When is now for eurosceptics?

At the end of last week, the Commission announced it was supporting the opening of accession negotiations with Albania, a decision that the December European Council will be asked to approve.

This comes on the back of a 4 year process since Albania lodged its application, including a series of very stringent and involved demands by the Commission in its 2010 opinion (full timeline here).

Seen as part of a bigger process of securing the Western Balkans, all this might seem rather mundane (except for Albanians): another small member state moving in with no great consequence to the operation of the EU.

Hence my surprise at the line taken by UKIP to the announcement.

On the back of a big press release and frequent tweets, the deputy leader Paul Nuttall decried the decision as “utter madness”, on the grounds of criminality and poverty. The entry of Albania would simultaneously lead to millions being spent on regional development in the country and the flooding of its population to other parts of the Union (i.e. the UK). Moreover, membership would be bad for Albanians themselves, exposed as they would be to continent-wide competition.

Leaving the logic to one side, the more interesting point was that while this might make sense at one level as UKIP policy, at another it would seem to be completely counterproductive.

If we assume that UKIP’s goal is UK withdrawal from the Union and (ideally) the collapse of the Union altogether, then anything that precipitated that happening would logically be desirable.

Letting Albania join – if it is really such a basket case (in UKIP’s eyes) – would therefore actually be to their advantage, since it would highlight the problems of free movement and the Eastern shift that the Union has been undergoing since the fall of the Berlin Wall.

By contrast, siding with ‘small Europeans’ to protect the benefits of membership from outsiders would seem to be working for the perpetuation of the system.

This raises a number of issues and observations.

The first of these is that UKIP has historically not been very interested in what other countries do. They work with partners in the EP, but ultimately they argue that it is each country’s sovereign right to decide what it should do, so getting involved (even if they sometimes get caught up in such debates). Hence, if Albania and the EU decide the former should join, then UKIP doesn’t really care.

Secondly and more consequentially, Nuttall’s pronouncements seem to suggest that UKIP is not as adventurous as it might appear.

Over the past year, the party has been able to argue that it has made much of the running on British European policy (even if Tory backbenchers might challenge that): from Cameron’s renegotiation-and-referendum to the coming EP elections, UKIP has been able to position itself on the side of common sense and a rising agenda. The local elections in the spring were a case in point, as the party sold itself as a more general-purpose protest party. In short, the wind has been in their sails.

And yet, the Albania issue reads like a party that doesn’t expect to win power in any short timeframe. Accession will not happen for years, regardless of what happens at the European Council. Consider Croatia’s 6 years of negotiations, plus the almost two years of ratifications.

For such a bullish party, this seems odd, especially in the horizon of building pressure for a 2017 referendum.
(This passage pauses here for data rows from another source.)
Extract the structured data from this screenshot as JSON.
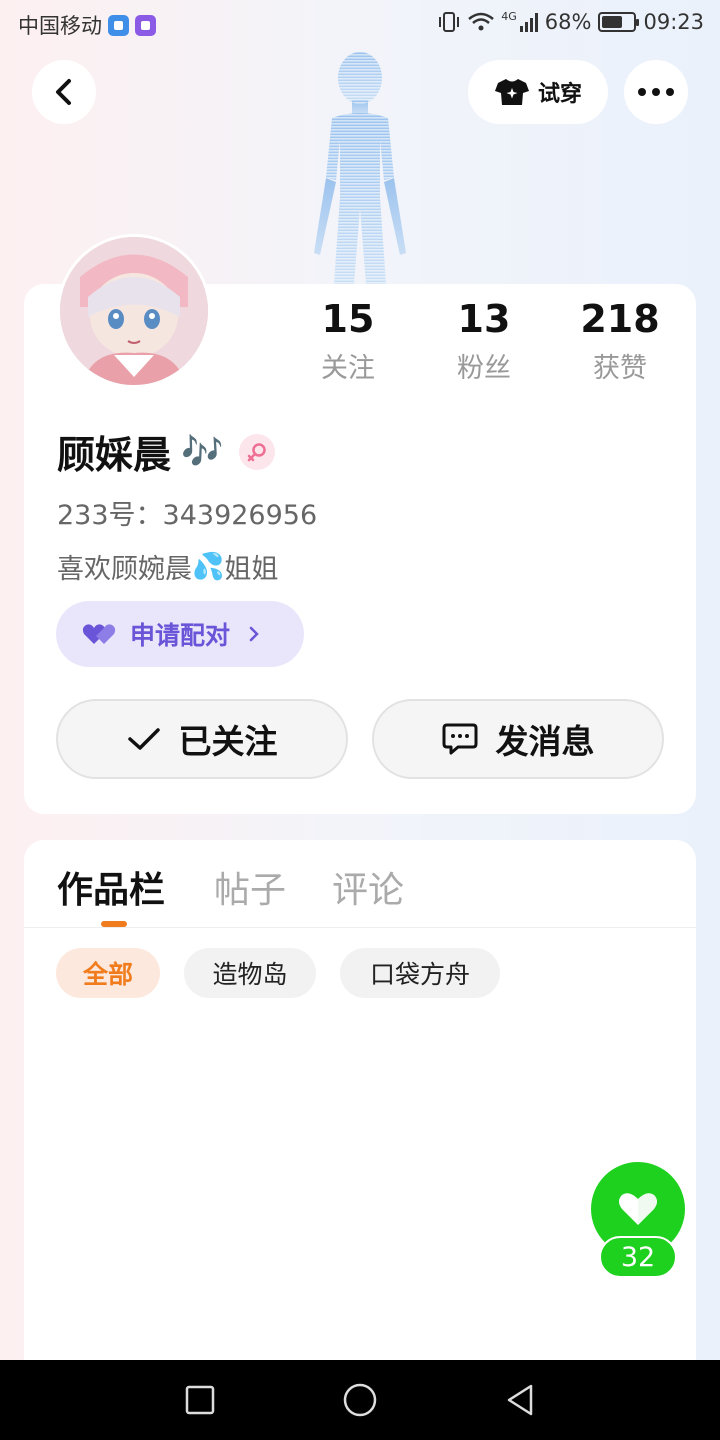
{
  "status_bar": {
    "carrier": "中国移动",
    "network": "4G",
    "battery": "68%",
    "battery_level": 0.68,
    "time": "09:23"
  },
  "header": {
    "back_icon": "chevron-left-icon",
    "try_on_label": "试穿",
    "try_on_icon": "tshirt-icon",
    "more_icon": "more-dots-icon"
  },
  "profile": {
    "stats": [
      {
        "value": "15",
        "label": "关注"
      },
      {
        "value": "13",
        "label": "粉丝"
      },
      {
        "value": "218",
        "label": "获赞"
      }
    ],
    "nickname": "顾婇晨",
    "nickname_emoji": "🎶",
    "gender_icon": "female-icon",
    "user_id": "233号：343926956",
    "bio_before": "喜欢顾婉晨",
    "bio_emoji": "💦",
    "bio_after": "姐姐",
    "pair_label": "申请配对",
    "follow_label": "已关注",
    "message_label": "发消息"
  },
  "works": {
    "tabs": [
      "作品栏",
      "帖子",
      "评论"
    ],
    "active_tab": 0,
    "filters": [
      "全部",
      "造物岛",
      "口袋方舟"
    ],
    "active_filter": 0
  },
  "like_fab": {
    "count": "32"
  },
  "colors": {
    "accent_orange": "#f07c1d",
    "pair_purple": "#6a55d8",
    "like_green": "#1fd11f"
  }
}
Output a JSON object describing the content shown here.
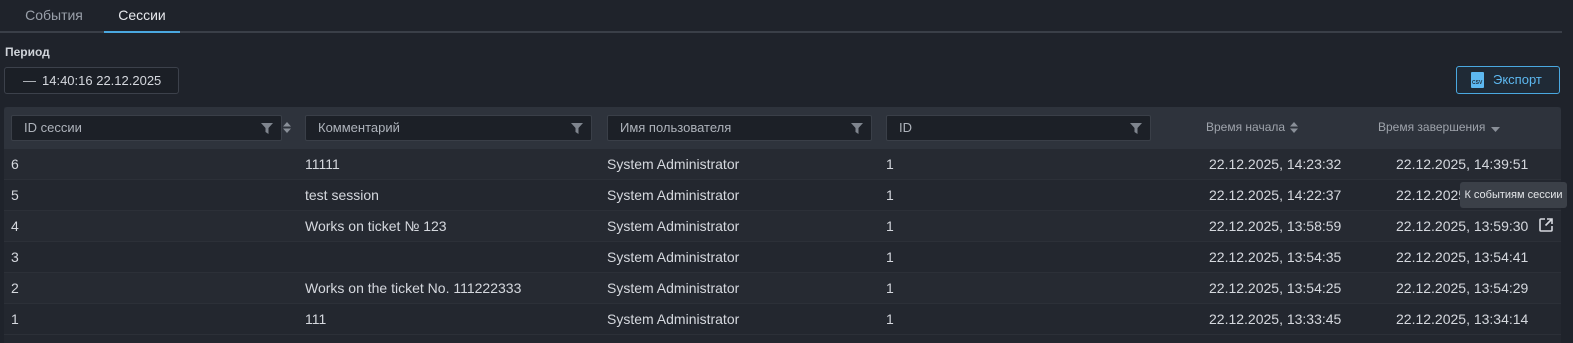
{
  "tabs": [
    {
      "label": "События",
      "active": false
    },
    {
      "label": "Сессии",
      "active": true
    }
  ],
  "period": {
    "label": "Период",
    "dash": "—",
    "value": "14:40:16 22.12.2025"
  },
  "export": {
    "label": "Экспорт",
    "icon": "csv-file-icon"
  },
  "columns": {
    "session_id": "ID сессии",
    "comment": "Комментарий",
    "username": "Имя пользователя",
    "id": "ID",
    "start_time": "Время начала",
    "end_time": "Время завершения"
  },
  "rows": [
    {
      "session_id": "6",
      "comment": "11111",
      "username": "System Administrator",
      "id": "1",
      "start": "22.12.2025, 14:23:32",
      "end": "22.12.2025, 14:39:51"
    },
    {
      "session_id": "5",
      "comment": "test session",
      "username": "System Administrator",
      "id": "1",
      "start": "22.12.2025, 14:22:37",
      "end": "22.12.2025"
    },
    {
      "session_id": "4",
      "comment": "Works on ticket № 123",
      "username": "System Administrator",
      "id": "1",
      "start": "22.12.2025, 13:58:59",
      "end": "22.12.2025, 13:59:30"
    },
    {
      "session_id": "3",
      "comment": "",
      "username": "System Administrator",
      "id": "1",
      "start": "22.12.2025, 13:54:35",
      "end": "22.12.2025, 13:54:41"
    },
    {
      "session_id": "2",
      "comment": "Works on the ticket No. 111222333",
      "username": "System Administrator",
      "id": "1",
      "start": "22.12.2025, 13:54:25",
      "end": "22.12.2025, 13:54:29"
    },
    {
      "session_id": "1",
      "comment": "111",
      "username": "System Administrator",
      "id": "1",
      "start": "22.12.2025, 13:33:45",
      "end": "22.12.2025, 13:34:14"
    }
  ],
  "tooltip": "К событиям сессии",
  "colors": {
    "accent": "#4aa8e0",
    "background": "#1f232b"
  }
}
Even if we accept that the party will rail against any decision that the Union takes, it seems to speak to a vision of at least medium-term future for the UK in the European Union.